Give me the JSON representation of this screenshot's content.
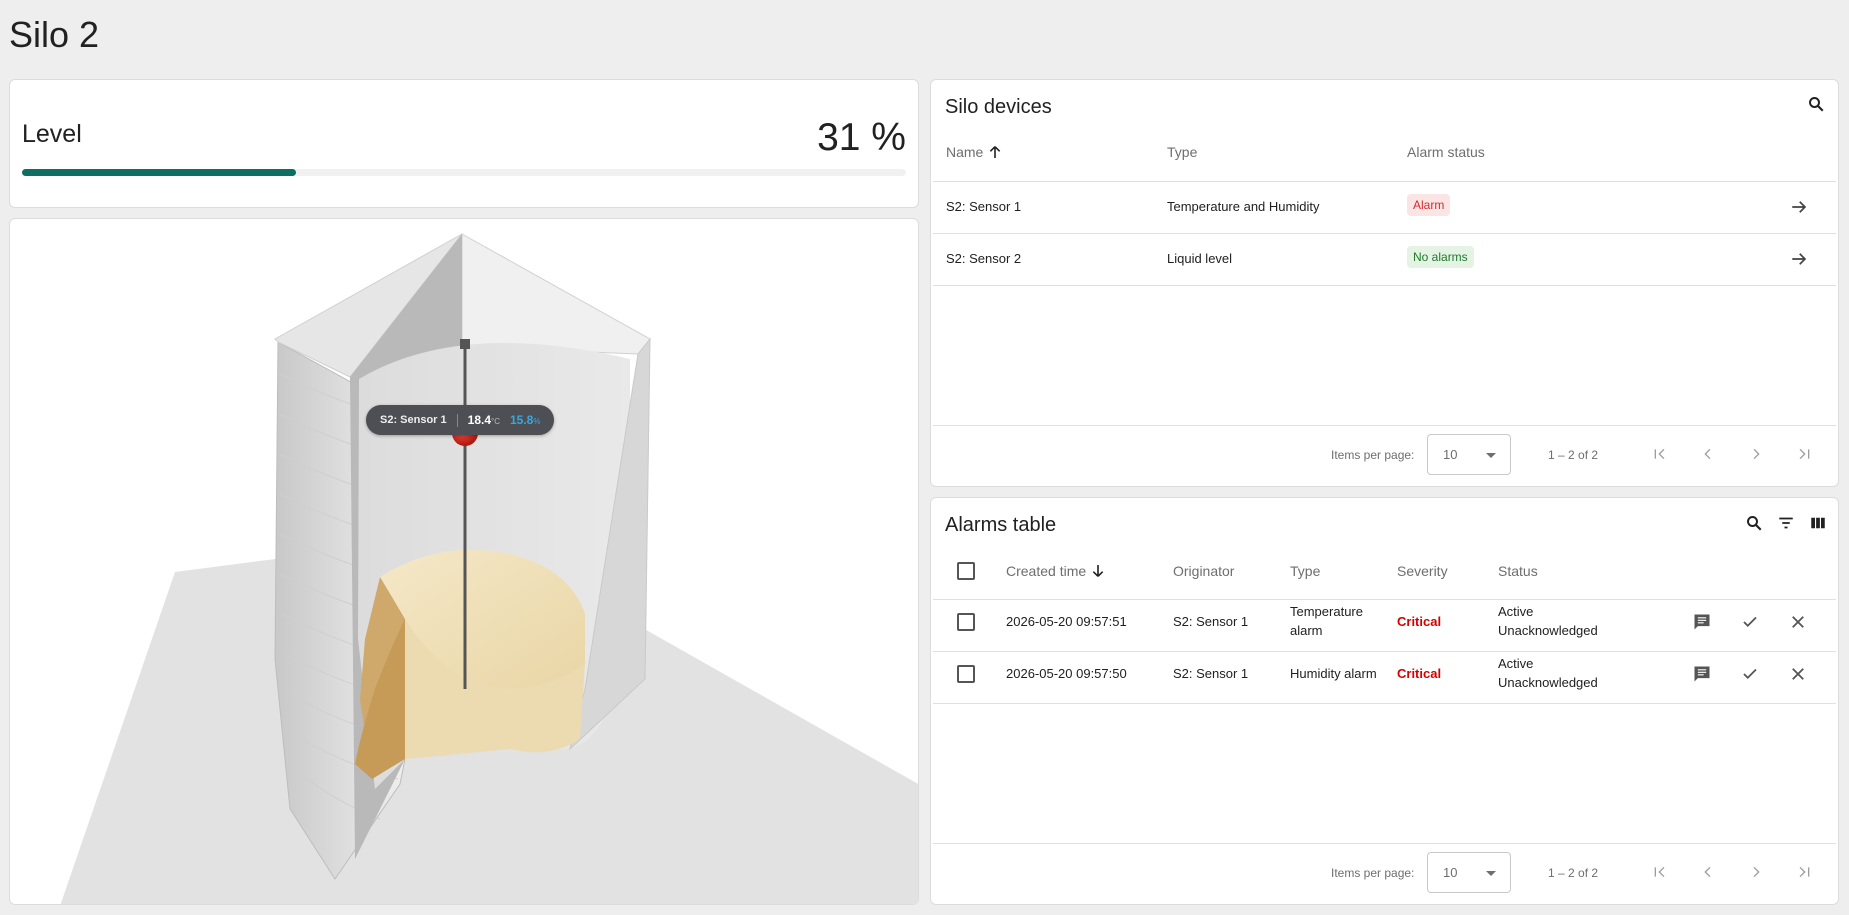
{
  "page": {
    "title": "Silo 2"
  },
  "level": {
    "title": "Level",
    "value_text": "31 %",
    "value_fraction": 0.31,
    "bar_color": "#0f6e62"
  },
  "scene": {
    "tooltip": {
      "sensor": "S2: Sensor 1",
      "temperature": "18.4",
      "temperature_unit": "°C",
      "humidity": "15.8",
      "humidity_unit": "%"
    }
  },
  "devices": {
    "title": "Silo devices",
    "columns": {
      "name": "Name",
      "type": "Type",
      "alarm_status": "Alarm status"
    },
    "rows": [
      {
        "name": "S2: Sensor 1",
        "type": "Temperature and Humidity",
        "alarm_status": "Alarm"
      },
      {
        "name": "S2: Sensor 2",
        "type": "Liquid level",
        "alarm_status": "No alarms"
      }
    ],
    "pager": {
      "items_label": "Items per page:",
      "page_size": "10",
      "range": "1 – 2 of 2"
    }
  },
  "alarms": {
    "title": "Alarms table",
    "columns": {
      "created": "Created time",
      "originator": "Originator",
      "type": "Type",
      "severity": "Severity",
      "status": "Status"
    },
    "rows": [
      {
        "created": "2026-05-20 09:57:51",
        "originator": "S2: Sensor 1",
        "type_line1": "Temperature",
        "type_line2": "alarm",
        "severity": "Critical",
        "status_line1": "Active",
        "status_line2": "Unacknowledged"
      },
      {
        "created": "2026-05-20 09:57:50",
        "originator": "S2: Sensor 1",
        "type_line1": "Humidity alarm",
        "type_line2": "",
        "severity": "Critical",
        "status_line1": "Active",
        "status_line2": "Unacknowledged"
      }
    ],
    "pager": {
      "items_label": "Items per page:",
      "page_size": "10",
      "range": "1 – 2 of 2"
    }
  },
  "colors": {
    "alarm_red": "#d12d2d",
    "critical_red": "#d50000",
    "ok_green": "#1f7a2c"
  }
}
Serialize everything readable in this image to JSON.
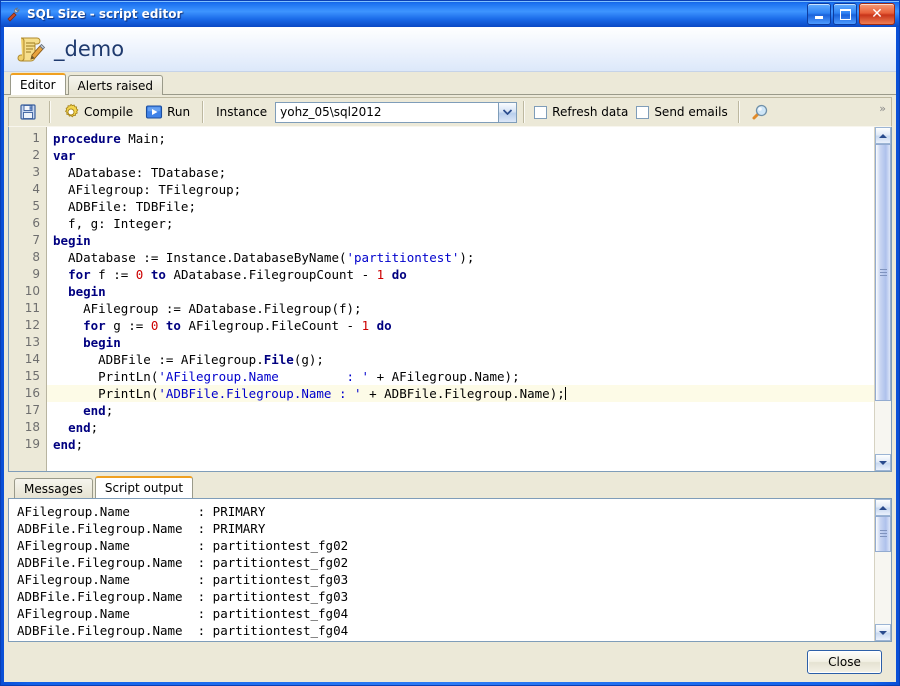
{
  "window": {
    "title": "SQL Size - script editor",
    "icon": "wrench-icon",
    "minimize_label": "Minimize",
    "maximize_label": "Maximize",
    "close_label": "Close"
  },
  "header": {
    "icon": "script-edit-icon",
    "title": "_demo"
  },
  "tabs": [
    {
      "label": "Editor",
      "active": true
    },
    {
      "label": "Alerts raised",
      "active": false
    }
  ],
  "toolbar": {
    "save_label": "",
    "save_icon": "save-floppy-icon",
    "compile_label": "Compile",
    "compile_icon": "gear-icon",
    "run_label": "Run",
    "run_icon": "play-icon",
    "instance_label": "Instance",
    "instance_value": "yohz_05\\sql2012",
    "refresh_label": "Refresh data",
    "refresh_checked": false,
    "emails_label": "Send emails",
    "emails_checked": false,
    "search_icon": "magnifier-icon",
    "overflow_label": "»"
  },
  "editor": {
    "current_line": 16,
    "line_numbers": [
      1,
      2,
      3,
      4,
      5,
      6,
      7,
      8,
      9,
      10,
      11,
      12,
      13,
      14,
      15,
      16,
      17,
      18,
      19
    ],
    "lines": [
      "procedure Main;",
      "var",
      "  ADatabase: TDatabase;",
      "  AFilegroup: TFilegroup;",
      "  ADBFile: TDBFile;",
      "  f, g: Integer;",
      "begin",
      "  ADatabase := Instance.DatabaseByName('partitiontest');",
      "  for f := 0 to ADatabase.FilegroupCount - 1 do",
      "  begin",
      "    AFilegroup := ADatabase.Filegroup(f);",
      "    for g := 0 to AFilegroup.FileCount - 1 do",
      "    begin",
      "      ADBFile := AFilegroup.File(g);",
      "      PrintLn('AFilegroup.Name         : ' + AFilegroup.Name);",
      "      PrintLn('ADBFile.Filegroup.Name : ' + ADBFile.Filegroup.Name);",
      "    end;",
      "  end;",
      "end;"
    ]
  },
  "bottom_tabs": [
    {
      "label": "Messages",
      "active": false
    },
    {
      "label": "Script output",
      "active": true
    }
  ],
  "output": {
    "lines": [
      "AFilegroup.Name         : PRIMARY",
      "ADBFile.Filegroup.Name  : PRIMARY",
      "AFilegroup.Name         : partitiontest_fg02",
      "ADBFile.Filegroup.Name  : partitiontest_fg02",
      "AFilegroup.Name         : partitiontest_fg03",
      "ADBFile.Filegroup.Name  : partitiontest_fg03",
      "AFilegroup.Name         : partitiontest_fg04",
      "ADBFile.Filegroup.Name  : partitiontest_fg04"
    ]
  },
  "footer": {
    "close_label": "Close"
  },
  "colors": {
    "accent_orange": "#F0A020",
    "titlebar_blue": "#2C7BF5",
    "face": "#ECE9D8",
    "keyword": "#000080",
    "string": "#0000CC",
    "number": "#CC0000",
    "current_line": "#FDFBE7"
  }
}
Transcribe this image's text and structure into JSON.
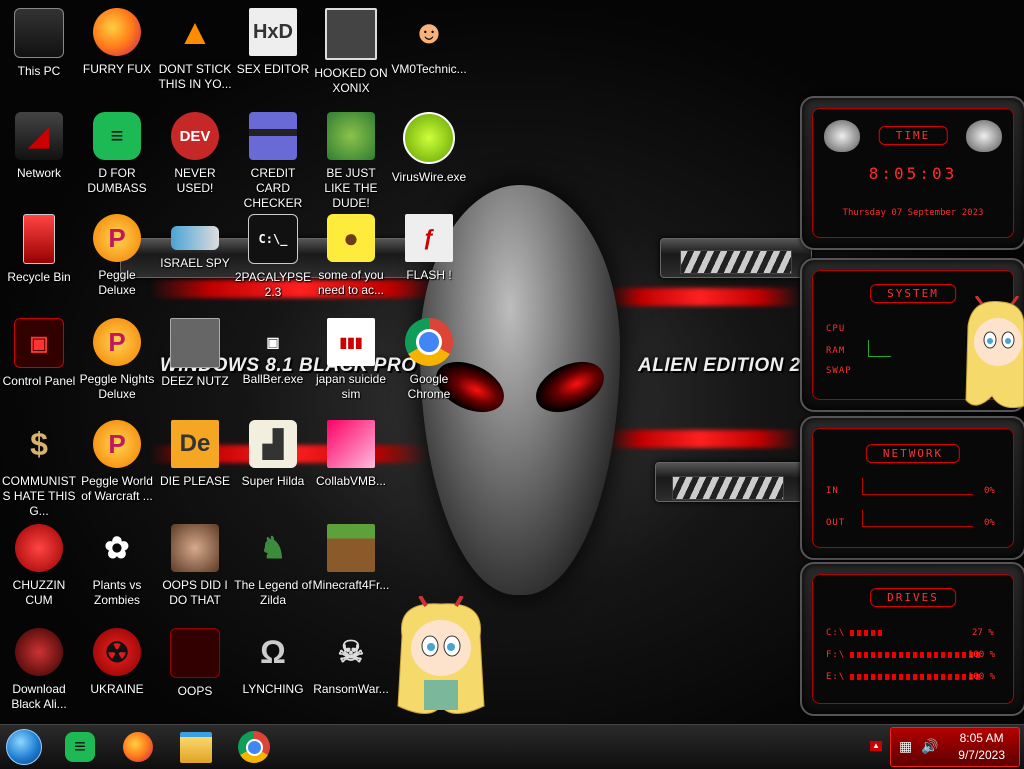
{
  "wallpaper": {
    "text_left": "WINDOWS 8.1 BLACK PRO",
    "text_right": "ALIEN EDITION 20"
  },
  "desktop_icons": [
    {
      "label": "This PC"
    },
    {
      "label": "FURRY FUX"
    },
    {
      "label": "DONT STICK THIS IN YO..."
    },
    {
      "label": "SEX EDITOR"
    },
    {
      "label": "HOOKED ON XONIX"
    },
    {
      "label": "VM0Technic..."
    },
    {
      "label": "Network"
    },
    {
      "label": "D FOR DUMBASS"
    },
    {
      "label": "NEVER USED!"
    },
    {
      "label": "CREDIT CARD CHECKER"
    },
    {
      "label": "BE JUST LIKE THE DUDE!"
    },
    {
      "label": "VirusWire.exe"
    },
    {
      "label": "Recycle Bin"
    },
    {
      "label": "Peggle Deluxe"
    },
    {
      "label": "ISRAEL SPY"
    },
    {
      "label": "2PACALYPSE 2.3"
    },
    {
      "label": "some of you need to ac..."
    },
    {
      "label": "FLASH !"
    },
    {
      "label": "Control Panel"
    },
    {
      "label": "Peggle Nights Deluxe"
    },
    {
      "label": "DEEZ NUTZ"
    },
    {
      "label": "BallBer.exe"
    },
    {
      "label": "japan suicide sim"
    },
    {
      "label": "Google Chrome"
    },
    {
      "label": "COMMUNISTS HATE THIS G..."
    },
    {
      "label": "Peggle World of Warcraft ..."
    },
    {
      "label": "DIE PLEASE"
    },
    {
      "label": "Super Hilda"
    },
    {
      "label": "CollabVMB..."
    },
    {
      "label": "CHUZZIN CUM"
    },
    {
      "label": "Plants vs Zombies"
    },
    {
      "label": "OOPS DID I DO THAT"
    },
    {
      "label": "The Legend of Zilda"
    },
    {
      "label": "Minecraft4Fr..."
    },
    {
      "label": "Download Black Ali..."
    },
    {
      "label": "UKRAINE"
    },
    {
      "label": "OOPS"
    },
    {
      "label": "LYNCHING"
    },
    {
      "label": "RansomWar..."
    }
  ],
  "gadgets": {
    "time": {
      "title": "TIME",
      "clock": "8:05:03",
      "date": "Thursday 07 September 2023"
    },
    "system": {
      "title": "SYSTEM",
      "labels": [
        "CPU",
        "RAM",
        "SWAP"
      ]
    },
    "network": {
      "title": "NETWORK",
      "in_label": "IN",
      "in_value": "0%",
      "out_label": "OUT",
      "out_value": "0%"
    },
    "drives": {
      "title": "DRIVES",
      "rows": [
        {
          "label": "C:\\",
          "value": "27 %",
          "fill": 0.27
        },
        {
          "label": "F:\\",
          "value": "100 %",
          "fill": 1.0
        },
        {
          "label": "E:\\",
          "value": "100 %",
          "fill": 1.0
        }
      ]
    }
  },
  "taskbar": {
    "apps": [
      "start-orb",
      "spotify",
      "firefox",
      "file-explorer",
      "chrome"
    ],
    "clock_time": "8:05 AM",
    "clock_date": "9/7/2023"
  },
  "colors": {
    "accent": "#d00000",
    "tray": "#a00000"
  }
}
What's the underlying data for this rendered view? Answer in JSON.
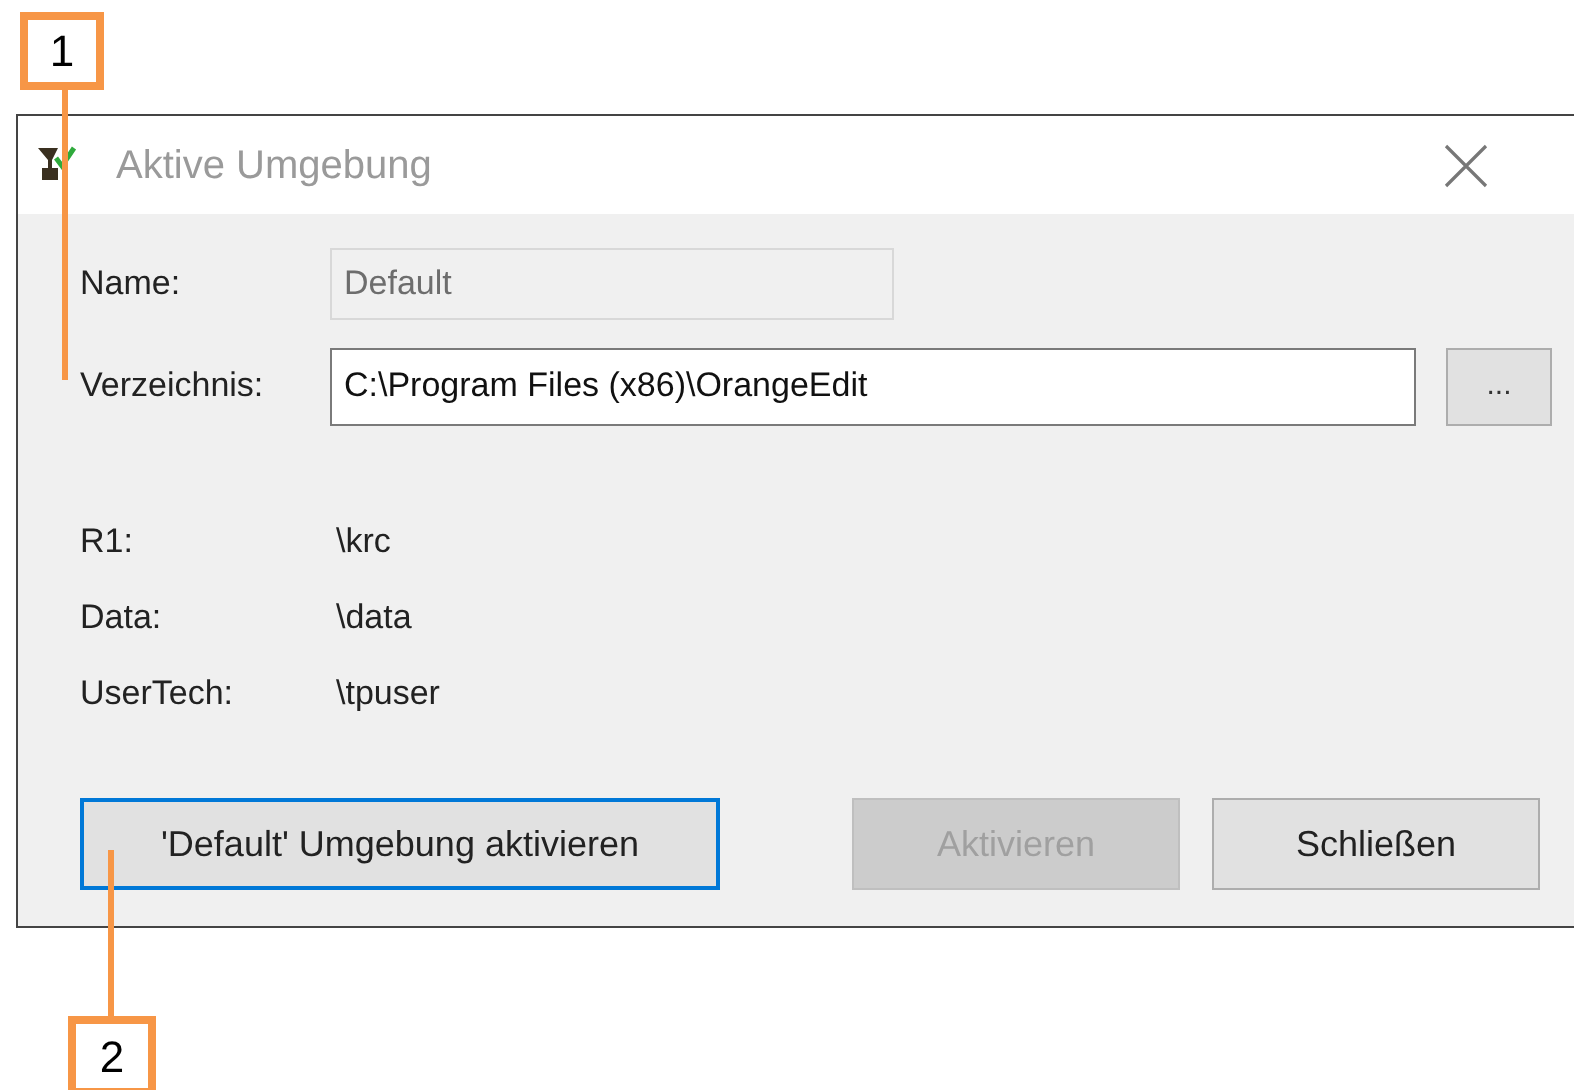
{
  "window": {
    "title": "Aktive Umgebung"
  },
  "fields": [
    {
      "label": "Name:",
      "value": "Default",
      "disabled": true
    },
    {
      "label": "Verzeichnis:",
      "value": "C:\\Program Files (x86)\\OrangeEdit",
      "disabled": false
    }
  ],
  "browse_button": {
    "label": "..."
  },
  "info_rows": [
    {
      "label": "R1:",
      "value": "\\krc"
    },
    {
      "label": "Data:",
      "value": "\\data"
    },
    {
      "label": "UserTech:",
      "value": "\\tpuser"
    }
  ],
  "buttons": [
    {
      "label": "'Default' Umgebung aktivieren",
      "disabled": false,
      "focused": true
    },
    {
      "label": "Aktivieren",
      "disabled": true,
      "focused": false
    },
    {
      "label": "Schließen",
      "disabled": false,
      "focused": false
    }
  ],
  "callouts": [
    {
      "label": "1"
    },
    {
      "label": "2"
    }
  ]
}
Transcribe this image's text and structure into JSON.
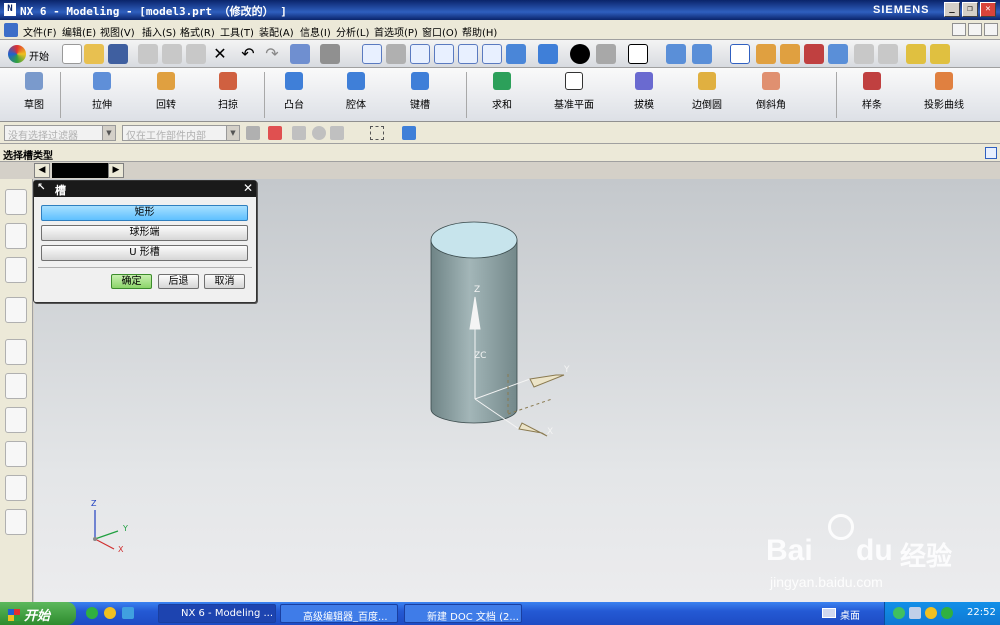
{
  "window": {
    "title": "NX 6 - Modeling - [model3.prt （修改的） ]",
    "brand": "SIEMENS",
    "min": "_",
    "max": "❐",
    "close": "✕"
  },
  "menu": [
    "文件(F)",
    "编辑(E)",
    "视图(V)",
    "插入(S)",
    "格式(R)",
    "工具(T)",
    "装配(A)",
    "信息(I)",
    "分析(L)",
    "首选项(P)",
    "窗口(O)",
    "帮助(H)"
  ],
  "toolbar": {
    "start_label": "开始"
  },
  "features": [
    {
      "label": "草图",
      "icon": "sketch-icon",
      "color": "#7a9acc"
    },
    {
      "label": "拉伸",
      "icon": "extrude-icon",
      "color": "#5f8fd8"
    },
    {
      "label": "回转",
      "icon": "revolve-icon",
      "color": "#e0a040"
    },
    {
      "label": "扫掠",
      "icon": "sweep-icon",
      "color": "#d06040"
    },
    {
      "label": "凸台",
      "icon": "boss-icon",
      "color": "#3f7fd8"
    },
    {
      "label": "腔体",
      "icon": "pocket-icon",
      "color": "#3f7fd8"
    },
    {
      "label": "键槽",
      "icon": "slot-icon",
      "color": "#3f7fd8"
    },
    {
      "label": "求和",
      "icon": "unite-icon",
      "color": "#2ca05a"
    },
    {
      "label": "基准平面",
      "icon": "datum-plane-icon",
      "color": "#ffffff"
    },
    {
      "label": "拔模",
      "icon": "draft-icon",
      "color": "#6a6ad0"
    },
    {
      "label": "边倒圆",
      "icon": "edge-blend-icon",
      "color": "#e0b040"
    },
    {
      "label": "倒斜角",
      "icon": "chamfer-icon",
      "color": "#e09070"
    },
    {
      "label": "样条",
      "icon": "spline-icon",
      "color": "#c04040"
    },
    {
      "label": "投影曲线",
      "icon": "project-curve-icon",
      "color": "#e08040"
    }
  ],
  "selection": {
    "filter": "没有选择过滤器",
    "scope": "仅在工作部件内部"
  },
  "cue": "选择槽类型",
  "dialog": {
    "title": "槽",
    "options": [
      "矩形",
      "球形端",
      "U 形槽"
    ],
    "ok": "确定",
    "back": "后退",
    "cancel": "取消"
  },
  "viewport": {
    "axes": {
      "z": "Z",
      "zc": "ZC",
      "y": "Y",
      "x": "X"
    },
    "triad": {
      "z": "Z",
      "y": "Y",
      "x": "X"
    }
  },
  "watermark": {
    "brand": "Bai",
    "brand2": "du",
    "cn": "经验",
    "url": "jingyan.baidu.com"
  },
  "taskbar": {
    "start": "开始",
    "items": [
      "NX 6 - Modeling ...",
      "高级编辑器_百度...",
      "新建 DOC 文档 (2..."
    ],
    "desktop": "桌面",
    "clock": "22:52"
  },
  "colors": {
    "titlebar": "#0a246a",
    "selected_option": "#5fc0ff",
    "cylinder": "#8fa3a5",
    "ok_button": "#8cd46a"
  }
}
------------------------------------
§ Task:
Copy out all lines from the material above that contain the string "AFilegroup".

§ Written answer:
      "  AFilegroup: TFilegroup;",
      "    AFilegroup := ADatabase.Filegroup(f);",
      "    for g := 0 to AFilegroup.FileCount - 1 do",
      "      ADBFile := AFilegroup.File(g);",
      "      PrintLn('AFilegroup.Name         : ' + AFilegroup.Name);",
      "AFilegroup.Name         : PRIMARY",
      "AFilegroup.Name         : partitiontest_fg02",
      "AFilegroup.Name         : partitiontest_fg03",
      "AFilegroup.Name         : partitiontest_fg04",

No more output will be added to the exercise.